*TASK REQUIREMENTS*
Give back every record below, character for character.

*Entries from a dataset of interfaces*
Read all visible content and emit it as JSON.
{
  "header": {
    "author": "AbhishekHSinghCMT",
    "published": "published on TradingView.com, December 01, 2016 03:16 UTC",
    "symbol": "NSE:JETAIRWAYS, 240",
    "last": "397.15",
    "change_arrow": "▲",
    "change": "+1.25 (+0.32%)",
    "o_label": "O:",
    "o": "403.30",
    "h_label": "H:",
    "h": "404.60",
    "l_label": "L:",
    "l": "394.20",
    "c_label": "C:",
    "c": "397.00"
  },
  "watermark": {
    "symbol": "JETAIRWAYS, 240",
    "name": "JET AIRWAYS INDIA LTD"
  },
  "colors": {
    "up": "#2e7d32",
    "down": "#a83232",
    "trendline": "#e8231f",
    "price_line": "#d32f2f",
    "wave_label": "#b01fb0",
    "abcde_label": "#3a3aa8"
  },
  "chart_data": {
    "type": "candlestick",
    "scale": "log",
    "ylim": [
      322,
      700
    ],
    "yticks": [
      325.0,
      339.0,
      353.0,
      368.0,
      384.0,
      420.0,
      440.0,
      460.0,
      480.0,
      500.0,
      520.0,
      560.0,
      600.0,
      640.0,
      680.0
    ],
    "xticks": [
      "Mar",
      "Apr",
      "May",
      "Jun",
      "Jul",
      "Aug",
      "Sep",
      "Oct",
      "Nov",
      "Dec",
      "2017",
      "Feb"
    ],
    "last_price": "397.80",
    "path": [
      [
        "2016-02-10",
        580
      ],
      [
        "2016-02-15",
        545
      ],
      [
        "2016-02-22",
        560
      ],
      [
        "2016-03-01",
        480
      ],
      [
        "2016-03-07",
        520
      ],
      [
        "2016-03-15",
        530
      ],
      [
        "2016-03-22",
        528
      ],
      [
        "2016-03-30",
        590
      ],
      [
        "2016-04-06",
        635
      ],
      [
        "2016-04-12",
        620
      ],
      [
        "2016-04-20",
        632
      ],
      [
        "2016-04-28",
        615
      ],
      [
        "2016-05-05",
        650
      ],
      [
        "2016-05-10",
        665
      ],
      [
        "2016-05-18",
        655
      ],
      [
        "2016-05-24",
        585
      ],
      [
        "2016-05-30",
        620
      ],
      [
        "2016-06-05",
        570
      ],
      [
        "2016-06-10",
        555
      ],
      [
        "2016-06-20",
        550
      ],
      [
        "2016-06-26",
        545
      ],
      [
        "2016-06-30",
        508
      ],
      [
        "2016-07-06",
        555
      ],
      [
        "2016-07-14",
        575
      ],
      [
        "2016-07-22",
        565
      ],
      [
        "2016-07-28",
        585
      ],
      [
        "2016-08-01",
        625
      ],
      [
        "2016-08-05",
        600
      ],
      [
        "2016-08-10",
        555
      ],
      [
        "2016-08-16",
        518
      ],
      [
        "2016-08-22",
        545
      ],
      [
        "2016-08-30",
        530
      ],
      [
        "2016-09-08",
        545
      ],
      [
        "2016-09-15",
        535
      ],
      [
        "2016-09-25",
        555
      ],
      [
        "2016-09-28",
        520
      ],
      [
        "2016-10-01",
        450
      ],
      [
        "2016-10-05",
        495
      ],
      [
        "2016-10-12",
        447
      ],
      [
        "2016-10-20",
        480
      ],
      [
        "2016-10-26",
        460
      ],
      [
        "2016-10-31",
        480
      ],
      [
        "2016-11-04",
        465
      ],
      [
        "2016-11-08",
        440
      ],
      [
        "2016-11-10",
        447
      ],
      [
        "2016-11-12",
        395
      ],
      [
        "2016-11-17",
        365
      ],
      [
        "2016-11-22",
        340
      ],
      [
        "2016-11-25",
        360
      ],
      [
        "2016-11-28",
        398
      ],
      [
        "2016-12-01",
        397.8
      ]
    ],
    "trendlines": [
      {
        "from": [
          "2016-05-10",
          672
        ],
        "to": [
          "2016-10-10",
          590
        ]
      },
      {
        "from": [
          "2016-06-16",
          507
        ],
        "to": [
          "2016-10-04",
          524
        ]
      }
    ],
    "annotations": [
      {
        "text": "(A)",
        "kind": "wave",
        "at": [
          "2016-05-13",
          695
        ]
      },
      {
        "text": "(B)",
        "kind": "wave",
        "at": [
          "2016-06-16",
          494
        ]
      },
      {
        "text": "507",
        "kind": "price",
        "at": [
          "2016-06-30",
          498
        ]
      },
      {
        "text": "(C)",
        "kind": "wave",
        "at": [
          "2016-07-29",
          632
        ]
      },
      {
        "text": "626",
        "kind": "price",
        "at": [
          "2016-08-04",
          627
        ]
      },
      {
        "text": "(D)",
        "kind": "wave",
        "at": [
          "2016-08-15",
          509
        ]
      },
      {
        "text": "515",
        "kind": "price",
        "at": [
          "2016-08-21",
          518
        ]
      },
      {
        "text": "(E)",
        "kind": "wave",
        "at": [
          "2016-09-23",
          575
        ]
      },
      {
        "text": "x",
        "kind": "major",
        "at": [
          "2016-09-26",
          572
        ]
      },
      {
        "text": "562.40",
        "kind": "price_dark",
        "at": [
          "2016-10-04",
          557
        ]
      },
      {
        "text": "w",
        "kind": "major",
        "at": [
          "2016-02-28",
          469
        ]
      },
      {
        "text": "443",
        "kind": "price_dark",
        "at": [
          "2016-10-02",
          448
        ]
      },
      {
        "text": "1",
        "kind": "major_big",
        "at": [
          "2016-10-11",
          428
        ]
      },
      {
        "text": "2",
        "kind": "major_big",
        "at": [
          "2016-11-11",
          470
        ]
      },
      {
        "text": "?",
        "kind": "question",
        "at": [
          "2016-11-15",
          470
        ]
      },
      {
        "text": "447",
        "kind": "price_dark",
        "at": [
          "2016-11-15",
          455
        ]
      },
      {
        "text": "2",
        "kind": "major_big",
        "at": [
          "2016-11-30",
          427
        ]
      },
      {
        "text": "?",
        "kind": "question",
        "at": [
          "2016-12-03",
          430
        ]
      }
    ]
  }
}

*PROBLEM SOLUTION*
Read all visible content and emit it as JSON.
{
  "header": {
    "author": "AbhishekHSinghCMT",
    "published": "published on TradingView.com, December 01, 2016 03:16 UTC",
    "symbol": "NSE:JETAIRWAYS, 240",
    "last": "397.15",
    "change_arrow": "▲",
    "change": "+1.25 (+0.32%)",
    "o_label": "O:",
    "o": "403.30",
    "h_label": "H:",
    "h": "404.60",
    "l_label": "L:",
    "l": "394.20",
    "c_label": "C:",
    "c": "397.00"
  },
  "watermark": {
    "symbol": "JETAIRWAYS, 240",
    "name": "JET AIRWAYS INDIA LTD"
  },
  "colors": {
    "up": "#2e7d32",
    "down": "#a83232",
    "trendline": "#e8231f",
    "price_line": "#d32f2f",
    "wave_label": "#b01fb0",
    "abcde_label": "#3a3aa8"
  },
  "chart_data": {
    "type": "candlestick",
    "scale": "log",
    "ylim": [
      322,
      700
    ],
    "yticks": [
      325.0,
      339.0,
      353.0,
      368.0,
      384.0,
      420.0,
      440.0,
      460.0,
      480.0,
      500.0,
      520.0,
      560.0,
      600.0,
      640.0,
      680.0
    ],
    "xticks": [
      "Mar",
      "Apr",
      "May",
      "Jun",
      "Jul",
      "Aug",
      "Sep",
      "Oct",
      "Nov",
      "Dec",
      "2017",
      "Feb"
    ],
    "last_price": "397.80",
    "path": [
      [
        "2016-02-10",
        580
      ],
      [
        "2016-02-15",
        545
      ],
      [
        "2016-02-22",
        560
      ],
      [
        "2016-03-01",
        480
      ],
      [
        "2016-03-07",
        520
      ],
      [
        "2016-03-15",
        530
      ],
      [
        "2016-03-22",
        528
      ],
      [
        "2016-03-30",
        590
      ],
      [
        "2016-04-06",
        635
      ],
      [
        "2016-04-12",
        620
      ],
      [
        "2016-04-20",
        632
      ],
      [
        "2016-04-28",
        615
      ],
      [
        "2016-05-05",
        650
      ],
      [
        "2016-05-10",
        665
      ],
      [
        "2016-05-18",
        655
      ],
      [
        "2016-05-24",
        585
      ],
      [
        "2016-05-30",
        620
      ],
      [
        "2016-06-05",
        570
      ],
      [
        "2016-06-10",
        555
      ],
      [
        "2016-06-20",
        550
      ],
      [
        "2016-06-26",
        545
      ],
      [
        "2016-06-30",
        508
      ],
      [
        "2016-07-06",
        555
      ],
      [
        "2016-07-14",
        575
      ],
      [
        "2016-07-22",
        565
      ],
      [
        "2016-07-28",
        585
      ],
      [
        "2016-08-01",
        625
      ],
      [
        "2016-08-05",
        600
      ],
      [
        "2016-08-10",
        555
      ],
      [
        "2016-08-16",
        518
      ],
      [
        "2016-08-22",
        545
      ],
      [
        "2016-08-30",
        530
      ],
      [
        "2016-09-08",
        545
      ],
      [
        "2016-09-15",
        535
      ],
      [
        "2016-09-25",
        555
      ],
      [
        "2016-09-28",
        520
      ],
      [
        "2016-10-01",
        450
      ],
      [
        "2016-10-05",
        495
      ],
      [
        "2016-10-12",
        447
      ],
      [
        "2016-10-20",
        480
      ],
      [
        "2016-10-26",
        460
      ],
      [
        "2016-10-31",
        480
      ],
      [
        "2016-11-04",
        465
      ],
      [
        "2016-11-08",
        440
      ],
      [
        "2016-11-10",
        447
      ],
      [
        "2016-11-12",
        395
      ],
      [
        "2016-11-17",
        365
      ],
      [
        "2016-11-22",
        340
      ],
      [
        "2016-11-25",
        360
      ],
      [
        "2016-11-28",
        398
      ],
      [
        "2016-12-01",
        397.8
      ]
    ],
    "trendlines": [
      {
        "from": [
          "2016-05-10",
          672
        ],
        "to": [
          "2016-10-10",
          590
        ]
      },
      {
        "from": [
          "2016-06-16",
          507
        ],
        "to": [
          "2016-10-04",
          524
        ]
      }
    ],
    "annotations": [
      {
        "text": "(A)",
        "kind": "wave",
        "at": [
          "2016-05-13",
          695
        ]
      },
      {
        "text": "(B)",
        "kind": "wave",
        "at": [
          "2016-06-16",
          494
        ]
      },
      {
        "text": "507",
        "kind": "price",
        "at": [
          "2016-06-30",
          498
        ]
      },
      {
        "text": "(C)",
        "kind": "wave",
        "at": [
          "2016-07-29",
          632
        ]
      },
      {
        "text": "626",
        "kind": "price",
        "at": [
          "2016-08-04",
          627
        ]
      },
      {
        "text": "(D)",
        "kind": "wave",
        "at": [
          "2016-08-15",
          509
        ]
      },
      {
        "text": "515",
        "kind": "price",
        "at": [
          "2016-08-21",
          518
        ]
      },
      {
        "text": "(E)",
        "kind": "wave",
        "at": [
          "2016-09-23",
          575
        ]
      },
      {
        "text": "x",
        "kind": "major",
        "at": [
          "2016-09-26",
          572
        ]
      },
      {
        "text": "562.40",
        "kind": "price_dark",
        "at": [
          "2016-10-04",
          557
        ]
      },
      {
        "text": "w",
        "kind": "major",
        "at": [
          "2016-02-28",
          469
        ]
      },
      {
        "text": "443",
        "kind": "price_dark",
        "at": [
          "2016-10-02",
          448
        ]
      },
      {
        "text": "1",
        "kind": "major_big",
        "at": [
          "2016-10-11",
          428
        ]
      },
      {
        "text": "2",
        "kind": "major_big",
        "at": [
          "2016-11-11",
          470
        ]
      },
      {
        "text": "?",
        "kind": "question",
        "at": [
          "2016-11-15",
          470
        ]
      },
      {
        "text": "447",
        "kind": "price_dark",
        "at": [
          "2016-11-15",
          455
        ]
      },
      {
        "text": "2",
        "kind": "major_big",
        "at": [
          "2016-11-30",
          427
        ]
      },
      {
        "text": "?",
        "kind": "question",
        "at": [
          "2016-12-03",
          430
        ]
      }
    ]
  }
}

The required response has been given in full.